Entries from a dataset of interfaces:
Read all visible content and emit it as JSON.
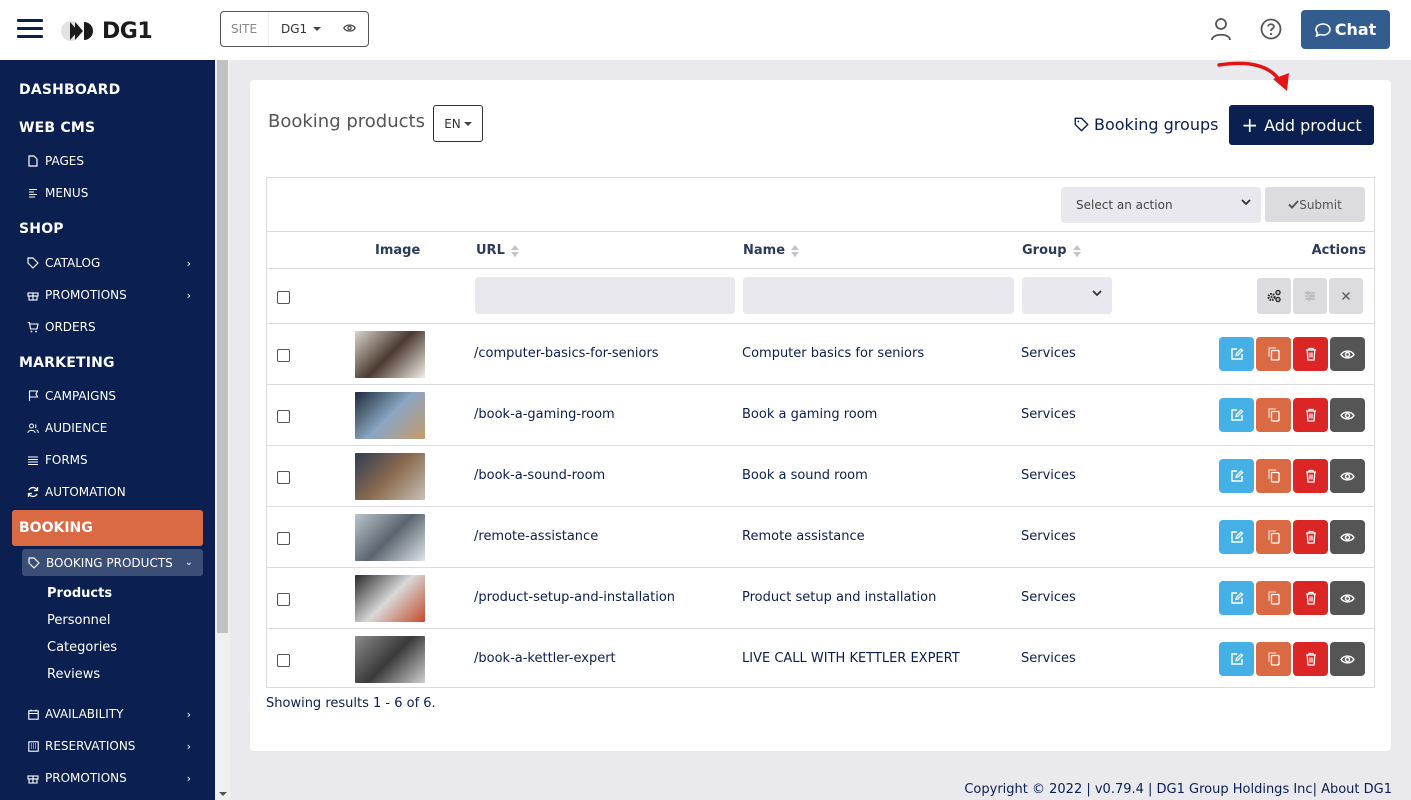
{
  "header": {
    "logo_text": "DG1",
    "site_label": "SITE",
    "site_value": "DG1",
    "chat_label": "Chat"
  },
  "sidebar": {
    "sections": [
      {
        "label": "DASHBOARD"
      },
      {
        "label": "WEB CMS",
        "items": [
          {
            "label": "PAGES",
            "icon": "file-icon"
          },
          {
            "label": "MENUS",
            "icon": "menu-lines-icon"
          }
        ]
      },
      {
        "label": "SHOP",
        "items": [
          {
            "label": "CATALOG",
            "icon": "tag-icon",
            "expandable": true
          },
          {
            "label": "PROMOTIONS",
            "icon": "gift-icon",
            "expandable": true
          },
          {
            "label": "ORDERS",
            "icon": "cart-icon"
          }
        ]
      },
      {
        "label": "MARKETING",
        "items": [
          {
            "label": "CAMPAIGNS",
            "icon": "flag-icon"
          },
          {
            "label": "AUDIENCE",
            "icon": "users-icon"
          },
          {
            "label": "FORMS",
            "icon": "list-icon"
          },
          {
            "label": "AUTOMATION",
            "icon": "refresh-icon"
          }
        ]
      },
      {
        "label": "BOOKING",
        "active": true,
        "items": [
          {
            "label": "BOOKING PRODUCTS",
            "icon": "tag-icon",
            "expanded": true,
            "children": [
              {
                "label": "Products",
                "active": true
              },
              {
                "label": "Personnel"
              },
              {
                "label": "Categories"
              },
              {
                "label": "Reviews"
              }
            ]
          },
          {
            "label": "AVAILABILITY",
            "icon": "calendar-icon",
            "expandable": true
          },
          {
            "label": "RESERVATIONS",
            "icon": "calendar-grid-icon",
            "expandable": true
          },
          {
            "label": "PROMOTIONS",
            "icon": "gift-icon",
            "expandable": true
          }
        ]
      }
    ]
  },
  "page": {
    "title": "Booking products",
    "language": "EN",
    "groups_link": "Booking groups",
    "add_button": "Add product",
    "bulk_action_placeholder": "Select an action",
    "submit_label": "Submit",
    "showing_text": "Showing results 1 - 6 of 6."
  },
  "table": {
    "columns": {
      "image": "Image",
      "url": "URL",
      "name": "Name",
      "group": "Group",
      "actions": "Actions"
    },
    "rows": [
      {
        "url": "/computer-basics-for-seniors",
        "name": "Computer basics for seniors",
        "group": "Services",
        "thumb_colors": [
          "#d9d4cc",
          "#4b3a30",
          "#f2efe9"
        ]
      },
      {
        "url": "/book-a-gaming-room",
        "name": "Book a gaming room",
        "group": "Services",
        "thumb_colors": [
          "#1e2b3a",
          "#8aa6c2",
          "#c79a6a"
        ]
      },
      {
        "url": "/book-a-sound-room",
        "name": "Book a sound room",
        "group": "Services",
        "thumb_colors": [
          "#2f3e55",
          "#8a6a4e",
          "#c9c1b8"
        ]
      },
      {
        "url": "/remote-assistance",
        "name": "Remote assistance",
        "group": "Services",
        "thumb_colors": [
          "#b9c4cc",
          "#5a6570",
          "#dfe4e8"
        ]
      },
      {
        "url": "/product-setup-and-installation",
        "name": "Product setup and installation",
        "group": "Services",
        "thumb_colors": [
          "#2a2a2a",
          "#d8d8d8",
          "#c44a2a"
        ]
      },
      {
        "url": "/book-a-kettler-expert",
        "name": "LIVE CALL WITH KETTLER EXPERT",
        "group": "Services",
        "thumb_colors": [
          "#8a8a8a",
          "#3a3a3a",
          "#cfcfcf"
        ]
      }
    ],
    "action_colors": {
      "edit": "#45b0e5",
      "copy": "#d96a43",
      "delete": "#dc2626",
      "view": "#555555"
    }
  },
  "footer": {
    "text": "Copyright © 2022 | v0.79.4 | DG1 Group Holdings Inc| About DG1"
  }
}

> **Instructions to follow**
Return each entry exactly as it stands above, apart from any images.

> **Solution for this task**
Read all visible content and emit it as JSON.
{
  "header": {
    "logo_text": "DG1",
    "site_label": "SITE",
    "site_value": "DG1",
    "chat_label": "Chat"
  },
  "sidebar": {
    "sections": [
      {
        "label": "DASHBOARD"
      },
      {
        "label": "WEB CMS",
        "items": [
          {
            "label": "PAGES",
            "icon": "file-icon"
          },
          {
            "label": "MENUS",
            "icon": "menu-lines-icon"
          }
        ]
      },
      {
        "label": "SHOP",
        "items": [
          {
            "label": "CATALOG",
            "icon": "tag-icon",
            "expandable": true
          },
          {
            "label": "PROMOTIONS",
            "icon": "gift-icon",
            "expandable": true
          },
          {
            "label": "ORDERS",
            "icon": "cart-icon"
          }
        ]
      },
      {
        "label": "MARKETING",
        "items": [
          {
            "label": "CAMPAIGNS",
            "icon": "flag-icon"
          },
          {
            "label": "AUDIENCE",
            "icon": "users-icon"
          },
          {
            "label": "FORMS",
            "icon": "list-icon"
          },
          {
            "label": "AUTOMATION",
            "icon": "refresh-icon"
          }
        ]
      },
      {
        "label": "BOOKING",
        "active": true,
        "items": [
          {
            "label": "BOOKING PRODUCTS",
            "icon": "tag-icon",
            "expanded": true,
            "children": [
              {
                "label": "Products",
                "active": true
              },
              {
                "label": "Personnel"
              },
              {
                "label": "Categories"
              },
              {
                "label": "Reviews"
              }
            ]
          },
          {
            "label": "AVAILABILITY",
            "icon": "calendar-icon",
            "expandable": true
          },
          {
            "label": "RESERVATIONS",
            "icon": "calendar-grid-icon",
            "expandable": true
          },
          {
            "label": "PROMOTIONS",
            "icon": "gift-icon",
            "expandable": true
          }
        ]
      }
    ]
  },
  "page": {
    "title": "Booking products",
    "language": "EN",
    "groups_link": "Booking groups",
    "add_button": "Add product",
    "bulk_action_placeholder": "Select an action",
    "submit_label": "Submit",
    "showing_text": "Showing results 1 - 6 of 6."
  },
  "table": {
    "columns": {
      "image": "Image",
      "url": "URL",
      "name": "Name",
      "group": "Group",
      "actions": "Actions"
    },
    "rows": [
      {
        "url": "/computer-basics-for-seniors",
        "name": "Computer basics for seniors",
        "group": "Services",
        "thumb_colors": [
          "#d9d4cc",
          "#4b3a30",
          "#f2efe9"
        ]
      },
      {
        "url": "/book-a-gaming-room",
        "name": "Book a gaming room",
        "group": "Services",
        "thumb_colors": [
          "#1e2b3a",
          "#8aa6c2",
          "#c79a6a"
        ]
      },
      {
        "url": "/book-a-sound-room",
        "name": "Book a sound room",
        "group": "Services",
        "thumb_colors": [
          "#2f3e55",
          "#8a6a4e",
          "#c9c1b8"
        ]
      },
      {
        "url": "/remote-assistance",
        "name": "Remote assistance",
        "group": "Services",
        "thumb_colors": [
          "#b9c4cc",
          "#5a6570",
          "#dfe4e8"
        ]
      },
      {
        "url": "/product-setup-and-installation",
        "name": "Product setup and installation",
        "group": "Services",
        "thumb_colors": [
          "#2a2a2a",
          "#d8d8d8",
          "#c44a2a"
        ]
      },
      {
        "url": "/book-a-kettler-expert",
        "name": "LIVE CALL WITH KETTLER EXPERT",
        "group": "Services",
        "thumb_colors": [
          "#8a8a8a",
          "#3a3a3a",
          "#cfcfcf"
        ]
      }
    ],
    "action_colors": {
      "edit": "#45b0e5",
      "copy": "#d96a43",
      "delete": "#dc2626",
      "view": "#555555"
    }
  },
  "footer": {
    "text": "Copyright © 2022 | v0.79.4 | DG1 Group Holdings Inc| About DG1"
  }
}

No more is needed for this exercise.